Choose four of the numbers from 1 to 9 to put in the squares so that the differences between joined squares are odd.

If there are 3 squares in the ring, can you place three different numbers in them so that their differences are odd? Try with different numbers of squares around the ring. What do you notice?

Place the numbers from 1 to 9 in the squares below so that the difference between joined squares is odd. How many different ways can you do this?

In this problem we are looking at sets of parallel sticks that cross each other. What is the least number of crossings you can make? And the greatest?

In this 100 square, look at the green square which contains the numbers 2, 3, 12 and 13. What is the sum of the numbers that are diagonally opposite each other? What do you notice?

Ahmed has some wooden planks to use for three sides of a rabbit run against the shed. What quadrilaterals would he be able to make with the planks of different lengths?

We can show that (x + 1)² = x² + 2x + 1 by considering the area of an (x + 1) by (x + 1) square. Show in a similar way that (x + 2)² = x² + 4x + 4

Imagine starting with one yellow cube and covering it all over with a single layer of red cubes, and then covering that cube with a layer of blue cubes. How many red and blue cubes would you need?

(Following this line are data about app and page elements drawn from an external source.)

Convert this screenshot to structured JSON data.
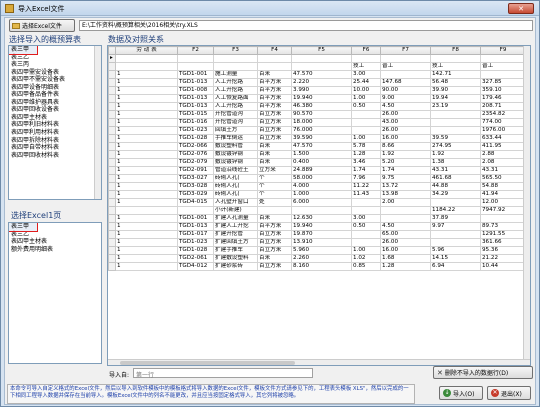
{
  "window": {
    "title": "导入Excel文件",
    "close_glyph": "✕"
  },
  "toolbar": {
    "select_file_label": "选择Excel文件",
    "path": "E:\\工作资料\\概预算相关\\2016相关\\try.XLS"
  },
  "left": {
    "budget_header": "选择导入的概预算表",
    "budget_items": [
      "表三甲",
      "表三乙",
      "表三丙",
      "表四甲需安设备表",
      "表四甲不需安设备表",
      "表四甲设备明细表",
      "表四甲备品备件表",
      "表四甲维护器具表",
      "表四甲回收设备表",
      "表四甲主材表",
      "表四甲利旧材料表",
      "表四甲利用材料表",
      "表四甲拆除材料表",
      "表四甲自带材料表",
      "表四甲回收材料表"
    ],
    "sheet_header": "选择Excel1页",
    "sheet_items": [
      "表三甲",
      "表三乙",
      "表四甲主材表",
      "额外费用明细表"
    ]
  },
  "grid": {
    "header": "数据及对照关系",
    "columns": [
      "劳 动 表",
      "F2",
      "F3",
      "F4",
      "F5",
      "F6",
      "F7",
      "F8",
      "F9"
    ],
    "rows": [
      {
        "marker": "",
        "cells": [
          "",
          "",
          "",
          "",
          "",
          "",
          "",
          "",
          ""
        ]
      },
      {
        "marker": "",
        "cells": [
          "",
          "",
          "",
          "",
          "",
          "技工",
          "普工",
          "技工",
          "普工"
        ]
      },
      {
        "marker": "",
        "cells": [
          "1",
          "TGD1-001",
          "施工测量",
          "百米",
          "47.570",
          "3.00",
          "",
          "142.71",
          ""
        ]
      },
      {
        "marker": "",
        "cells": [
          "1",
          "TGD1-013",
          "人工开挖路",
          "百平方米",
          "2.220",
          "25.44",
          "147.68",
          "56.48",
          "327.85"
        ]
      },
      {
        "marker": "",
        "cells": [
          "1",
          "TGD1-008",
          "人工开挖路",
          "百平方米",
          "3.990",
          "10.00",
          "90.00",
          "39.90",
          "359.10"
        ]
      },
      {
        "marker": "",
        "cells": [
          "1",
          "TGD1-013",
          "人工恢复路面",
          "百平方米",
          "19.940",
          "1.00",
          "9.00",
          "19.94",
          "179.46"
        ]
      },
      {
        "marker": "",
        "cells": [
          "1",
          "TGD1-013",
          "人工开挖路",
          "百平方米",
          "46.380",
          "0.50",
          "4.50",
          "23.19",
          "208.71"
        ]
      },
      {
        "marker": "",
        "cells": [
          "1",
          "TGD1-015",
          "开挖管道沟",
          "百立方米",
          "90.570",
          "",
          "26.00",
          "",
          "2354.82"
        ]
      },
      {
        "marker": "",
        "cells": [
          "1",
          "TGD1-016",
          "开挖管道沟",
          "百立方米",
          "18.000",
          "",
          "43.00",
          "",
          "774.00"
        ]
      },
      {
        "marker": "",
        "cells": [
          "1",
          "TGD1-023",
          "回填土方",
          "百立方米",
          "76.000",
          "",
          "26.00",
          "",
          "1976.00"
        ]
      },
      {
        "marker": "",
        "cells": [
          "1",
          "TGD1-028",
          "手推车倒运",
          "百立方米",
          "39.590",
          "1.00",
          "16.00",
          "39.59",
          "633.44"
        ]
      },
      {
        "marker": "",
        "cells": [
          "1",
          "TGD2-066",
          "敷设塑料管",
          "百米",
          "47.570",
          "5.78",
          "8.66",
          "274.95",
          "411.95"
        ]
      },
      {
        "marker": "",
        "cells": [
          "1",
          "TGD2-076",
          "敷设镀锌钢",
          "百米",
          "1.500",
          "1.28",
          "1.92",
          "1.92",
          "2.88"
        ]
      },
      {
        "marker": "",
        "cells": [
          "1",
          "TGD2-079",
          "敷设镀锌钢",
          "百米",
          "0.400",
          "3.46",
          "5.20",
          "1.38",
          "2.08"
        ]
      },
      {
        "marker": "",
        "cells": [
          "1",
          "TGD2-091",
          "管道沿线砼土",
          "立方米",
          "24.889",
          "1.74",
          "1.74",
          "43.31",
          "43.31"
        ]
      },
      {
        "marker": "",
        "cells": [
          "1",
          "TGD3-027",
          "砖砌人孔(",
          "个",
          "58.000",
          "7.96",
          "9.75",
          "461.68",
          "565.50"
        ]
      },
      {
        "marker": "",
        "cells": [
          "1",
          "TGD3-028",
          "砖砌人孔(",
          "个",
          "4.000",
          "11.22",
          "13.72",
          "44.88",
          "54.88"
        ]
      },
      {
        "marker": "",
        "cells": [
          "1",
          "TGD3-029",
          "砖砌人孔(",
          "个",
          "1.000",
          "11.43",
          "13.98",
          "34.29",
          "41.94"
        ]
      },
      {
        "marker": "",
        "cells": [
          "1",
          "TGD4-015",
          "人孔壁开窗口",
          "处",
          "6.000",
          "",
          "2.00",
          "",
          "12.00"
        ]
      },
      {
        "marker": "",
        "cells": [
          "",
          "",
          "小计(新建)",
          "",
          "",
          "",
          "",
          "1184.22",
          "7947.92"
        ]
      },
      {
        "marker": "",
        "cells": [
          "1",
          "TGD1-001",
          "扩建人孔测量",
          "百米",
          "12.630",
          "3.00",
          "",
          "37.89",
          ""
        ]
      },
      {
        "marker": "",
        "cells": [
          "1",
          "TGD1-013",
          "扩建人工开挖",
          "百平方米",
          "19.940",
          "0.50",
          "4.50",
          "9.97",
          "89.73"
        ]
      },
      {
        "marker": "",
        "cells": [
          "1",
          "TGD1-017",
          "扩建开挖管",
          "百立方米",
          "19.870",
          "",
          "65.00",
          "",
          "1291.55"
        ]
      },
      {
        "marker": "",
        "cells": [
          "1",
          "TGD1-023",
          "扩建回填土方",
          "百立方米",
          "13.910",
          "",
          "26.00",
          "",
          "361.66"
        ]
      },
      {
        "marker": "",
        "cells": [
          "1",
          "TGD1-028",
          "扩建手推车",
          "百立方米",
          "5.960",
          "1.00",
          "16.00",
          "5.96",
          "95.36"
        ]
      },
      {
        "marker": "",
        "cells": [
          "1",
          "TGD2-061",
          "扩建敷设塑料",
          "百米",
          "2.260",
          "1.02",
          "1.68",
          "14.15",
          "21.22"
        ]
      },
      {
        "marker": "",
        "cells": [
          "1",
          "TGD4-012",
          "扩建砂浆砖",
          "百立方米",
          "8.160",
          "0.85",
          "1.28",
          "6.94",
          "10.44"
        ]
      }
    ]
  },
  "bottom": {
    "import_label": "导入自:",
    "import_placeholder": "第一行",
    "delete_label": "删除不导入的数据行(D)",
    "status_text": "本命令可导入自定义格式的Excel文件，然后以导入到软件模板中的模板格式将导入数据的Excel文件，模板文件方式请参见下的，工程表头模板 XLS\"，然后以完成的一下相同工程导入数据并保存在当前导入。模板Excel文件中的列名不能更改，并且应当按固定格式导入，其它列将被忽略。",
    "ok_label": "导入(O)",
    "exit_label": "退出(X)"
  }
}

Can you prove that the sum of the distances of any point inside a square from its sides is always equal (half the perimeter)? Can you prove it to be true for a rectangle or a hexagon?

A moveable screen slides along a mirrored corridor towards a centrally placed light source. A ray of light from that source is directed towards a wall of the corridor, which it strikes at 45 degrees. . . .

Pick a square within a multiplication square and add the numbers on each diagonal. What do you notice?

Draw a line (considered endless in both directions), put a point somewhere on each side of the line. Label these points A and B. Use a geometric construction to locate a point, P, on the line,. . . .

Draw a square and an arc of a circle and construct the Golden rectangle. Find the value of the Golden Ratio.

Find a connection between the shape of a special ellipse and an infinite string of nested square roots.

Find the link between a sequence of continued fractions and the ratio of succesive Fibonacci numbers.

Cong from St Peter's RC School shaded the hexagon grid which helped him look for solutions to this problem.

Curt produced a clear demonstration of the fundamental result he wanted to use to proof the proposed relationship.

Proof does have a place in Primary mathematics classrooms, we just need to be clear about what we mean by proof at this level.

This game is known as Pong hau k'i in China and Ou-moul-ko-no in Korea. Find a friend to play or try the interactive version online.

An iterative method for finding the value of the Golden Ratio with explanations of how this involves the ratios of Fibonacci numbers and continued fractions.

A voyage of discovery through a sequence of challenges exploring properties of the Golden Ratio and Fibonacci numbers.